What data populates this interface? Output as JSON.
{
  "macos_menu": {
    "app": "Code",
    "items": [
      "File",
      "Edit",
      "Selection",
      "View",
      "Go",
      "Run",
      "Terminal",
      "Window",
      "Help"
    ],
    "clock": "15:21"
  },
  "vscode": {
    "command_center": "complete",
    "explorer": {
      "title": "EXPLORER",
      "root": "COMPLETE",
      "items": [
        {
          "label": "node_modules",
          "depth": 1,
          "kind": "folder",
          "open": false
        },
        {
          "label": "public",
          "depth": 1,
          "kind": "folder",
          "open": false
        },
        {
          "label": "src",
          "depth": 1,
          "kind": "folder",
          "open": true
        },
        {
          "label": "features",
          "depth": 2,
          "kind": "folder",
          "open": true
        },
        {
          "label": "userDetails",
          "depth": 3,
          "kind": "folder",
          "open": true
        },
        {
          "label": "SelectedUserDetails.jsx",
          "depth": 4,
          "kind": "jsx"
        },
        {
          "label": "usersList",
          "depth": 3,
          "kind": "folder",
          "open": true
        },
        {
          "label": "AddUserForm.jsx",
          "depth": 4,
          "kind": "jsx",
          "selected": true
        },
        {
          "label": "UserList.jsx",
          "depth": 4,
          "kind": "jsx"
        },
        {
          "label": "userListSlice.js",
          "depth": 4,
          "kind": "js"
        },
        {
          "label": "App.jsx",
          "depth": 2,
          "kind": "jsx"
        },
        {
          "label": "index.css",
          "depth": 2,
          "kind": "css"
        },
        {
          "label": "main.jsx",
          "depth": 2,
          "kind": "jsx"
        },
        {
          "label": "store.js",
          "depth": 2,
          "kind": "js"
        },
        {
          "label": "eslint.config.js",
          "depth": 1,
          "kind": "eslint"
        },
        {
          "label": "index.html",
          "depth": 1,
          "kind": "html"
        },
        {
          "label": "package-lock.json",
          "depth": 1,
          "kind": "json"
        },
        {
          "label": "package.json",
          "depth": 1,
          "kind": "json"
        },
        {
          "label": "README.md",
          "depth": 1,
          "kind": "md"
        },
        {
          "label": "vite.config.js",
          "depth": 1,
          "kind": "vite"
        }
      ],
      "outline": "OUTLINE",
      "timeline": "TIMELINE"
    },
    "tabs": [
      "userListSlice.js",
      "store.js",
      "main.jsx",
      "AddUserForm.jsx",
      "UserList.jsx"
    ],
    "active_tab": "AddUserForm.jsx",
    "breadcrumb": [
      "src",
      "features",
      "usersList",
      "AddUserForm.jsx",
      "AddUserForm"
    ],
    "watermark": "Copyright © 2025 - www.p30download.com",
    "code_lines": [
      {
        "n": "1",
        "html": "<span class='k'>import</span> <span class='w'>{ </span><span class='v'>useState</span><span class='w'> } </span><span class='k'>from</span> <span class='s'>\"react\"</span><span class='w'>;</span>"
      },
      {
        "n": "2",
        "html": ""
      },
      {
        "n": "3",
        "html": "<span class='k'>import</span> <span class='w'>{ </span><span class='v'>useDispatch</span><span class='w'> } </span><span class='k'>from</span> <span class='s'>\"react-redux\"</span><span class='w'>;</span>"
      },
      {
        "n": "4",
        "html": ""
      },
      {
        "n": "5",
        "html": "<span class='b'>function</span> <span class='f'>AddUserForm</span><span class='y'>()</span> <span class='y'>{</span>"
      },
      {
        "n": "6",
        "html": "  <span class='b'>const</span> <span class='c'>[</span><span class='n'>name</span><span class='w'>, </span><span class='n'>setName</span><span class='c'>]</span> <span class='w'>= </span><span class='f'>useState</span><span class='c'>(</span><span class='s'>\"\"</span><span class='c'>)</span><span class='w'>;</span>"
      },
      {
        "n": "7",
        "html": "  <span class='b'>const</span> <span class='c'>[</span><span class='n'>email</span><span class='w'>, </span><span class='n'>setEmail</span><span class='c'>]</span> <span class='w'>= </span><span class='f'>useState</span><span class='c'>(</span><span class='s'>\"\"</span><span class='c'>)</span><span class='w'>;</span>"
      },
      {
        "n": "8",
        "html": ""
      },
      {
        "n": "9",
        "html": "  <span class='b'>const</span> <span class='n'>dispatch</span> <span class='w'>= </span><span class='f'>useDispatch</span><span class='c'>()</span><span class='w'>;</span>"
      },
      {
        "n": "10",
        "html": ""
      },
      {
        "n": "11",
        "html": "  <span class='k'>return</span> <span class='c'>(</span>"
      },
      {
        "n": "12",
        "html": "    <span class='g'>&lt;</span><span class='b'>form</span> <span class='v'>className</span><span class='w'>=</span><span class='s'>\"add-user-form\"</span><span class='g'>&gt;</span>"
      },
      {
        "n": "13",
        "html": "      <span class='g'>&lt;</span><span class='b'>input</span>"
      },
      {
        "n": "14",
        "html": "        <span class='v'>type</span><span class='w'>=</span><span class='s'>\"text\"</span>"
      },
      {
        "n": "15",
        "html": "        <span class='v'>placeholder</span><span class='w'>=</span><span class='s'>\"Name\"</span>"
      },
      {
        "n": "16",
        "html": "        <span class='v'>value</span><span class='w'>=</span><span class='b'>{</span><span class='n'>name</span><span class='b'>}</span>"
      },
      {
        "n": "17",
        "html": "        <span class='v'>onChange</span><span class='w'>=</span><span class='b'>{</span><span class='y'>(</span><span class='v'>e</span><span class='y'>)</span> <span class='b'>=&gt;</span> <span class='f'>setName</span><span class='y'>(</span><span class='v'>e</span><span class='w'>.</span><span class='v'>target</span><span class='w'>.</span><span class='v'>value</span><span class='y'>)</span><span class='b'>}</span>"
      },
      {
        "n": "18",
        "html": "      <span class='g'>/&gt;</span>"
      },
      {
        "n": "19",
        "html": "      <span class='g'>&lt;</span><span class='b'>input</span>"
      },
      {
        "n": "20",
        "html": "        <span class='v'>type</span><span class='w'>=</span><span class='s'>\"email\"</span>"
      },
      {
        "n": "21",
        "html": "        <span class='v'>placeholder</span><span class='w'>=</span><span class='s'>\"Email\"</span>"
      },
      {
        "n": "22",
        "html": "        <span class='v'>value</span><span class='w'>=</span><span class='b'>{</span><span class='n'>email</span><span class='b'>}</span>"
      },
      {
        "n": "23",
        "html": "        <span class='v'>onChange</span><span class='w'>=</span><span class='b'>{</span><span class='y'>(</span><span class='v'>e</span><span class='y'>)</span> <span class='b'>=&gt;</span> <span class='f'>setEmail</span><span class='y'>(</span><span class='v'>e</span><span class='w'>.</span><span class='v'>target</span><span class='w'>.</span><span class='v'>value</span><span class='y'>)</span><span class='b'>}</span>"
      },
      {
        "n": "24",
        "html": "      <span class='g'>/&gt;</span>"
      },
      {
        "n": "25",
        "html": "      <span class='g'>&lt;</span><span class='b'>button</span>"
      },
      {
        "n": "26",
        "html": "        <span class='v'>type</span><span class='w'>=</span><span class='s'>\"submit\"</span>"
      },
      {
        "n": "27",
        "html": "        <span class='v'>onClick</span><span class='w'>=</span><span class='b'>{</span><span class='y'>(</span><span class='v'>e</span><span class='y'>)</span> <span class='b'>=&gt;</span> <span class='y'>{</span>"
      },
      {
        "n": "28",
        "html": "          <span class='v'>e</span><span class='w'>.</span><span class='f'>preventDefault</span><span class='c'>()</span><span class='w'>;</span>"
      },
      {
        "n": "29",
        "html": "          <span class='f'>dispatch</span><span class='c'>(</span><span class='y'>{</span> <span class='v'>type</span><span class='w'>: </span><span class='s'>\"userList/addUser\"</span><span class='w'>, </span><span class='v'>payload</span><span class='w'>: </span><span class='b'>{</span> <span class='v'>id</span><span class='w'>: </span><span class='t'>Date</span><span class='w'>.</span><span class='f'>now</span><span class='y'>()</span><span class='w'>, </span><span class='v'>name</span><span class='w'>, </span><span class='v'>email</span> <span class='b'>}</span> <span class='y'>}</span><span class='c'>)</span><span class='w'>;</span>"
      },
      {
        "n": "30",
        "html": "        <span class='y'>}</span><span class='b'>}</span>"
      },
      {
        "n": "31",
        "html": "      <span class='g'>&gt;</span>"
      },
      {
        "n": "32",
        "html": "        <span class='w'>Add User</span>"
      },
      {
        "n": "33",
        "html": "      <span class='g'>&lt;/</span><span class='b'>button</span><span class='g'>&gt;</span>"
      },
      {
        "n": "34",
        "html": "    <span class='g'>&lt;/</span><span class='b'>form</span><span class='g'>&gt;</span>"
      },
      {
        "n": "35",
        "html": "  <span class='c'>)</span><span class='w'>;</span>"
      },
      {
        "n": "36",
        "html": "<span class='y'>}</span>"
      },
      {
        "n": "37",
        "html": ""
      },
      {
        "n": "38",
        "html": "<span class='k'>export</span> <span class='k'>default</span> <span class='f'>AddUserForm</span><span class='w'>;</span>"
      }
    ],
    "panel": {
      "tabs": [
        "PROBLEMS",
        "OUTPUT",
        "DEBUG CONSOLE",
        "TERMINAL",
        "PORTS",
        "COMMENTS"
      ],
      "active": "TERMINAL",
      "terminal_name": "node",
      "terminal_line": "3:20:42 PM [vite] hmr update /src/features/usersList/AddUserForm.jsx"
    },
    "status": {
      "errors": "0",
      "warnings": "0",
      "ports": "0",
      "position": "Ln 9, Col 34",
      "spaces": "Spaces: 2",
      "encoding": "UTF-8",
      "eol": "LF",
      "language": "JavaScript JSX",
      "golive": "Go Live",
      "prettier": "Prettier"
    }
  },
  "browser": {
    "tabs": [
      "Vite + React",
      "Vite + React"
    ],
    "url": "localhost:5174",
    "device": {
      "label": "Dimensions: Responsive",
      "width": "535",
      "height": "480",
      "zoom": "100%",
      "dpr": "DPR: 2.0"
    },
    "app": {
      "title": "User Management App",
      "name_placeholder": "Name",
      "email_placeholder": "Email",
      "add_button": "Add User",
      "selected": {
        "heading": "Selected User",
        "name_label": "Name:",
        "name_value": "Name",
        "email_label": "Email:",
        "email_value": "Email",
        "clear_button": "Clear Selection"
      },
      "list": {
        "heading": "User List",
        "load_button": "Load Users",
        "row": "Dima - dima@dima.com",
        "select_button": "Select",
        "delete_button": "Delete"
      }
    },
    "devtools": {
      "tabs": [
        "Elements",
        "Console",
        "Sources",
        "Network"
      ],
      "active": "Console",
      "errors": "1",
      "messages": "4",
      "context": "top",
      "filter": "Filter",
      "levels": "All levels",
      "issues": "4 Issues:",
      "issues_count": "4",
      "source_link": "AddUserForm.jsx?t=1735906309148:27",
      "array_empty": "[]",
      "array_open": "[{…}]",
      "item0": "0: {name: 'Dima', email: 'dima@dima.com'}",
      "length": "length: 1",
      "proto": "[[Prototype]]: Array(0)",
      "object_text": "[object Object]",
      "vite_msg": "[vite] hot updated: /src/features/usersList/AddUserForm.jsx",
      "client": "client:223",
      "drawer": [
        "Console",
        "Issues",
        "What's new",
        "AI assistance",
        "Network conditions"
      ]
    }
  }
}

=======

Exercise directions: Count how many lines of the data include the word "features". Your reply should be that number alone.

Problem solution: 4